Holding faith and doubt in reverent balance also means being open to new ideas, from wherever they come. Unitarianism at its best is a wonderfully open way of approaching life and religion, based on an appeal to reason, conscience and your own life experience. And it is an ongoing process – you don’t just experience a one-off conversion, and then rest on those fixed beliefs for the rest of your life; every Unitarian has a duty to approach all new ideas and concepts reverently and critically, and take from them what speaks to our own reason and conscience, and what makes sense in the context of our own life experience, in order to live out our lives in the best and truest way we can.
The interplay of individuals’ beliefs should be one of the great strengths of a Unitarian congregation – the bouncing of ideas off each other means that we can never be complacent about what we believe. It is stimulating to belong to such a congregation, but it can be very hard work. Nothing is set in stone, and each individual is responsible for keeping his or her mind open to new ideas, so that our faith can grow. As Robert T. Weston wrote, “Doubt is the key to the door of knowledge; it is the servant of discovery. … Doubt is the testing of belief.”
One of the most oft-quoted Unitarian aphorisms is, “We need not think alike to love alike” by our Transylvanian founding father Francis David. Our fierce defence of freedom of belief, within the denomination, and in the wider world, boils down to our belief in this one phrase, “We need not think alike to love alike.” And this inevitably includes holding space for doubts and questions.

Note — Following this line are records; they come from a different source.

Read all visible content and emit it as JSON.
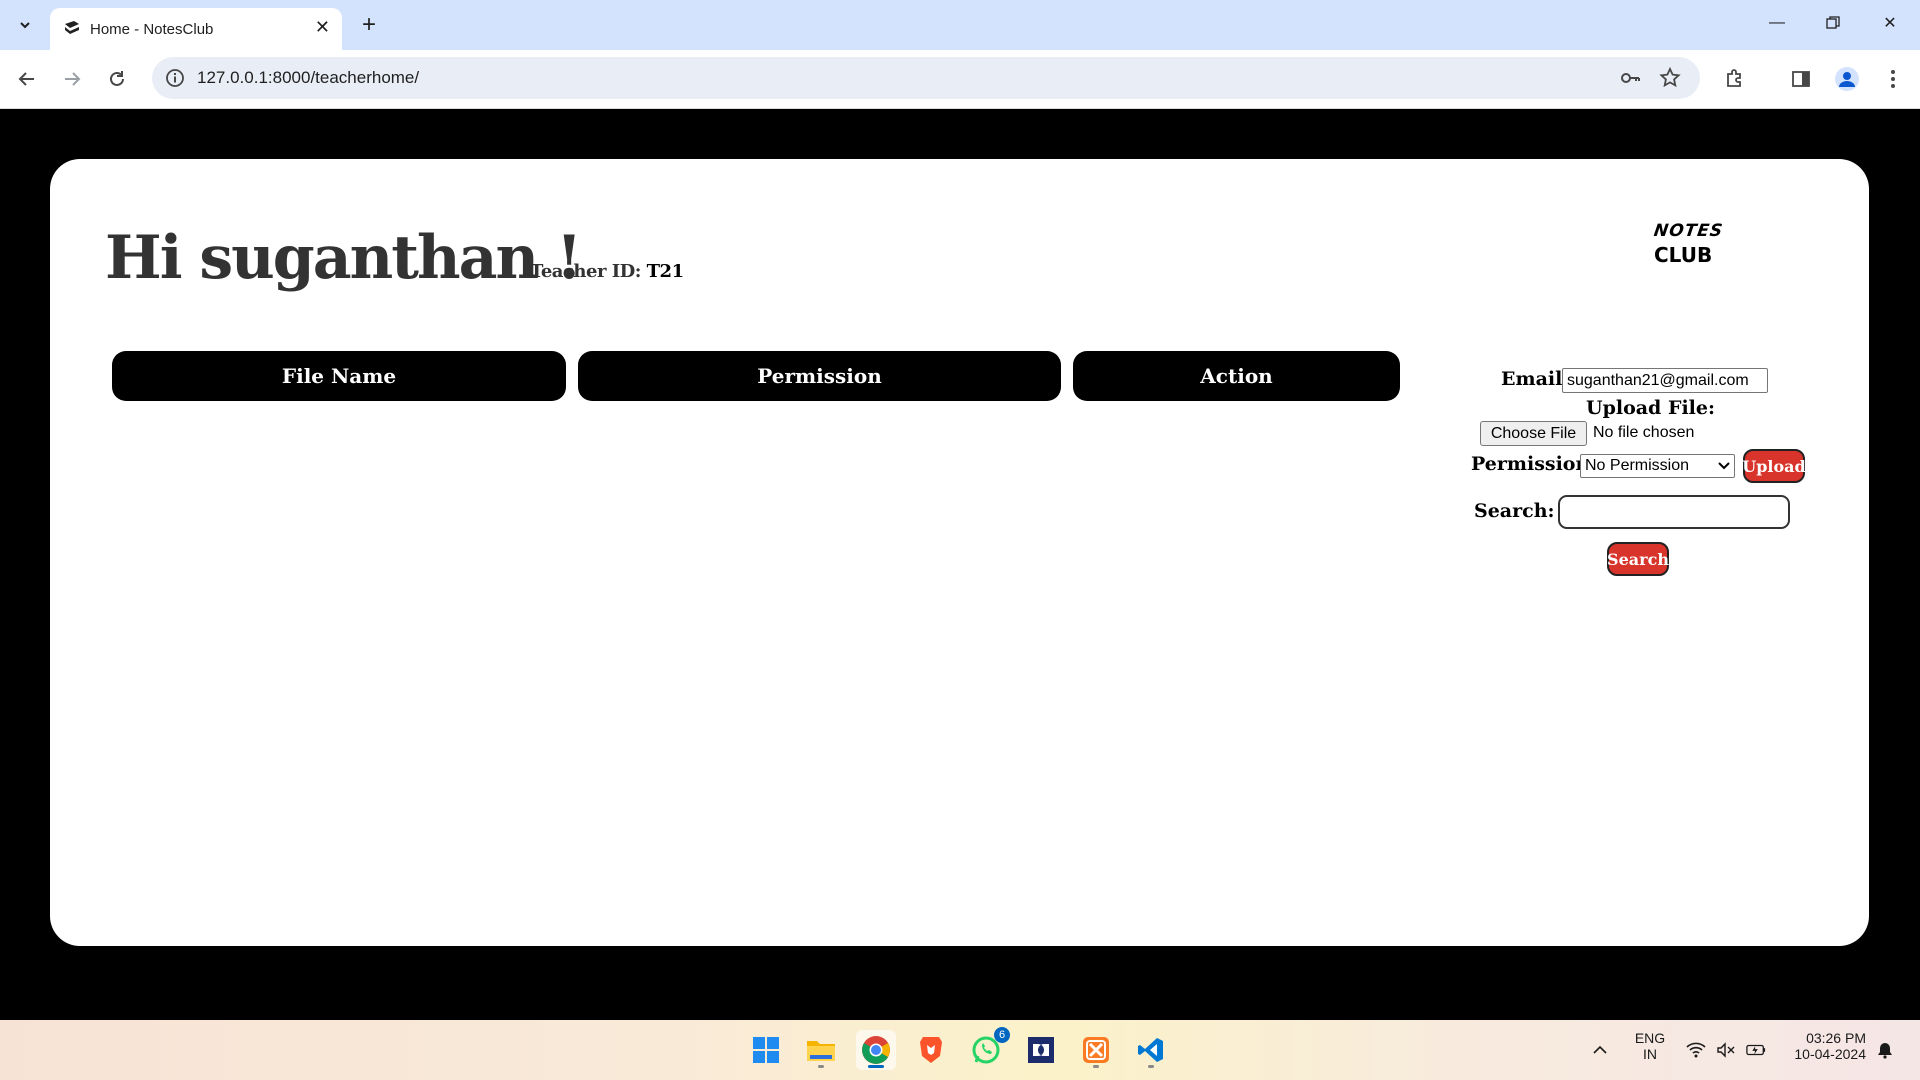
{
  "browser": {
    "tab_title": "Home - NotesClub",
    "url": "127.0.0.1:8000/teacherhome/"
  },
  "page": {
    "greeting": "Hi suganthan !",
    "teacher_id_label": "Teacher ID:",
    "teacher_id_value": "T21",
    "logo_top": "NOTES",
    "logo_bottom": "CLUB",
    "table_headers": [
      "File Name",
      "Permission",
      "Action"
    ],
    "form": {
      "email_label": "Email:",
      "email_value": "suganthan21@gmail.com",
      "upload_file_label": "Upload File:",
      "choose_file_label": "Choose File",
      "file_status": "No file chosen",
      "permission_label": "Permission:",
      "permission_selected": "No Permission",
      "upload_button": "Upload",
      "search_label": "Search:",
      "search_value": "",
      "search_button": "Search"
    },
    "colors": {
      "background": "#000000",
      "card": "#ffffff",
      "header_pill": "#000000",
      "button_red": "#d9342b"
    }
  },
  "taskbar": {
    "apps": [
      "start-icon",
      "file-explorer-icon",
      "chrome-icon",
      "brave-icon",
      "whatsapp-icon",
      "dolby-access-icon",
      "xampp-icon",
      "vscode-icon"
    ],
    "whatsapp_badge": "6",
    "lang_line1": "ENG",
    "lang_line2": "IN",
    "time": "03:26 PM",
    "date": "10-04-2024"
  }
}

For us, being Unitarian means having the freedom to believe what we will (so long as it is consonant with our reason and conscience, and doesn’t harm anyone else) whilst simultaneously being a member of a religious / spiritual community, whose members share the attitude that we are all on a spiritual journey together. We come together in community, providing a safe and sacred space in which all can explore what gives our lives depth and meaning. For some this may involve a belief in a divine presence, which they may call God; for some it may be more of an internal process; or a faith in humankind; or a reverence for the natural world.
But the important thing is that we are united in our diversity; united in the mutual provision of this safe and sacred space, in which we may explore our diverse beliefs and faiths, knowing that our doubts and questions and beliefs will be held and respected, and that we will be welcomed just the way we are.
And that is precious. So let us cherish our doubts and support each other on our spiritual and religious journeys, as we explore what gives our lives meaning. I leave you with the words of American writer and theologian Frederick Buechner: “Whether your faith is that there is a God or that there is not a God, if you don’t have any doubts you are either kidding yourself or asleep. Doubts are the ants in the pants of faith. They keep it awake and moving.”
Spirit of Life and Love,
May we respect the diversity in our beliefs,
May we hold a safe and sacred space for us all,
In which we may discover what gives
Our lives truth and meaning.
May we return to our everyday world refreshed,
May we share the love we feel,
May we look out for each other,
And may we keep up our hearts,
Now and in the days to come,
Postlude Lady of Lewesdon Hill by Elizabeth Harley